- 26:198:645 Privacy, Security, and Data Analysis
Teaching requirement: Each student must teach at least one information technology course at RBS. Before doing so, the student is expected to enroll in 26:620:701 Teacher Training Seminar, which is taught in the spring semester each year. Students who enter the program with financial support may need to take this course in their first year in order to be sure of having an employment opportunity from RBS during the Summer.
First early research requirement (equivalent to one course): Students write a paper with a faculty member, to be presented to the department during the fall semester.
Second early research requirement (equivalent to one course): Write a paper (ideally a dissertation proposal) with a faculty member, to be presented to the department during the fall semester.
Other rules and requirements: For details of rules and requirements that apply to all doctoral students in RBS, see Policies and Procedures.
26:198:621 - Electronic Commerce
This course will cover the theoretical foundations, implementation problems and research issues of the emerging area of electronic commerce.

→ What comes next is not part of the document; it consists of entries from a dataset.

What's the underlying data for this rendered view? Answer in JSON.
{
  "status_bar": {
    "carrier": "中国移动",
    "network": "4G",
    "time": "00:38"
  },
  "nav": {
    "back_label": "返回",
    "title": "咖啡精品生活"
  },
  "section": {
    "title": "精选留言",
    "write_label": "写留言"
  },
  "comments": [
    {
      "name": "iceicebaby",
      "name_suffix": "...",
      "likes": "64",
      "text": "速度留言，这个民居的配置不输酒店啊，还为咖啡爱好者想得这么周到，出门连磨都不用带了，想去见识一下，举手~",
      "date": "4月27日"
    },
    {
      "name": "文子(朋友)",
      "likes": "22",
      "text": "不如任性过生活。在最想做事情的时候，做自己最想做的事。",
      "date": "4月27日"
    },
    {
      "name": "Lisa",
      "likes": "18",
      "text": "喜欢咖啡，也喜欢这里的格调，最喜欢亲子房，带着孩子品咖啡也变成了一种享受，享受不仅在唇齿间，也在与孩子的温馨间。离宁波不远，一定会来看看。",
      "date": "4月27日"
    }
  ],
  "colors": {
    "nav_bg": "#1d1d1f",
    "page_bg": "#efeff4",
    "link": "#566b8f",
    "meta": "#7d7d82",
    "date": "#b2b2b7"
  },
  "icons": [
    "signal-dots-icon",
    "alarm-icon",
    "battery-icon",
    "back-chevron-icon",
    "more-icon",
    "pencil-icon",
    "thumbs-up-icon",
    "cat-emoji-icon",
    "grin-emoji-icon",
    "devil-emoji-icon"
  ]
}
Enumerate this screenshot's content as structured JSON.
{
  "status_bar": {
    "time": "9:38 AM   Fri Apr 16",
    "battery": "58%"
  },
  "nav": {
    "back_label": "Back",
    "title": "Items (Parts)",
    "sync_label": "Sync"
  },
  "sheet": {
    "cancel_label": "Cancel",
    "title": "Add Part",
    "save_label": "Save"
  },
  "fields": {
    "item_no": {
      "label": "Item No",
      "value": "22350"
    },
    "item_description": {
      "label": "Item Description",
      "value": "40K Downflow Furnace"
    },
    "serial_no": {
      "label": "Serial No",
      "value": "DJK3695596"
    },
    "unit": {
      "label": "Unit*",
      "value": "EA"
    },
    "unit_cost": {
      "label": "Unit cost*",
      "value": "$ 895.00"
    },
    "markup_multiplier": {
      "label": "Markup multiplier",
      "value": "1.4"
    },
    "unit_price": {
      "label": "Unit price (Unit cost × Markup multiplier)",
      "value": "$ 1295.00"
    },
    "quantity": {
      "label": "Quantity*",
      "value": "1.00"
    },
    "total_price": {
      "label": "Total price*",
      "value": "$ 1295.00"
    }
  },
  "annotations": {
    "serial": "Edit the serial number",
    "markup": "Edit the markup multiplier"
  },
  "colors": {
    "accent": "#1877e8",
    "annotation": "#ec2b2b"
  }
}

It will discuss technological, conceptual, and methodological aspects of electronic commerce. The list of topics to be covered in this course includes: fundamentals of Internet technology, pricing of and accounting for Internet transport, security problems of the Internet, electronic payment systems, online financial reporting and auditing, intelligent agents, web measurements, electronic markets and value chain over the Internet. The coursework will include presentations of research articles, in-class discussions, and a final course project researching one of the problems of electronic commerce. Prerequisite: basic computer literacy, introductory courses in computer information systems and economics.
- Spring 2017 syllabus by Professor Alexander Kogan
26:198:641 - Advanced Database Systems
Emphasizes the functions of database administrator. Includes survey of physical and logical organization of data and their methods of accessing, and the characteristics of different models of generalized database management systems.
Prerequisite: A master's-level course in databases such as 22:198:603 or NJIT CIS 631.
- Spring 2017 syllabus by Professor Vijay Atluri
26:198:642 - Multimedia Information Systems
Fall 2009 and every second fall thereafter.
This course covers principal topics related to multimedia information systems. These include organizing multimedia content, physical storage and retrieval of multimedia data, content-based search and retrieval, creating and delivering networked and multimedia presentations, and current research directions in this area. Prerequisite: A master's-level course in databases such as 22:198:603 or NJIT CIS 631.
- Fall 2015 syllabus by Professor Vijay Atluri
26:198:643 Information Security
Fall 2008 and every second fall thereafter.
- Fall 2017 syllabus by Professor Vijay Atluri
26:198:644 - Data Mining
The key objectives of this course are two-fold: (1) to teach the fundamental concepts of data mining and (2) to provide extensive hands-on experience in applying the concepts to real-world applications. The core topics to be covered in this course include classification, clustering, association analysis, and anomaly/novelty detection.
- Fall 2017 syllabus by Professor Hui Xiong
26:198:645 - Data Privacy
Fall 2009 and every second fall thereafter.
- Fall 2015 syllabus by Professor Periklis Papakonstantinou
- 26:198:686 First Early Research Seminar in Information Systems
- 26:198:687 Second Early Research Seminar in Information Systems
- 26:198:688 Independent Study in Information Systems
- 26:198:799 Dissertation Research in Information Systems
Please note: Links to recent syllabi are provided where possible. In some cases, the link goes to the web site for the individual faculty member, where the syllabus is maintained. In other cases, the link allows you to download the syllabus. Other syllabi are available in the Program Office.
These syllabi are provided as information to potential applicants. They should also help current students make their individual study plans. But they are subject to change. Students should not buy books or make other plans related to a course until they have confirmed with the instructor that they have an up-to-date syllabus for the semester in which they are taking the course.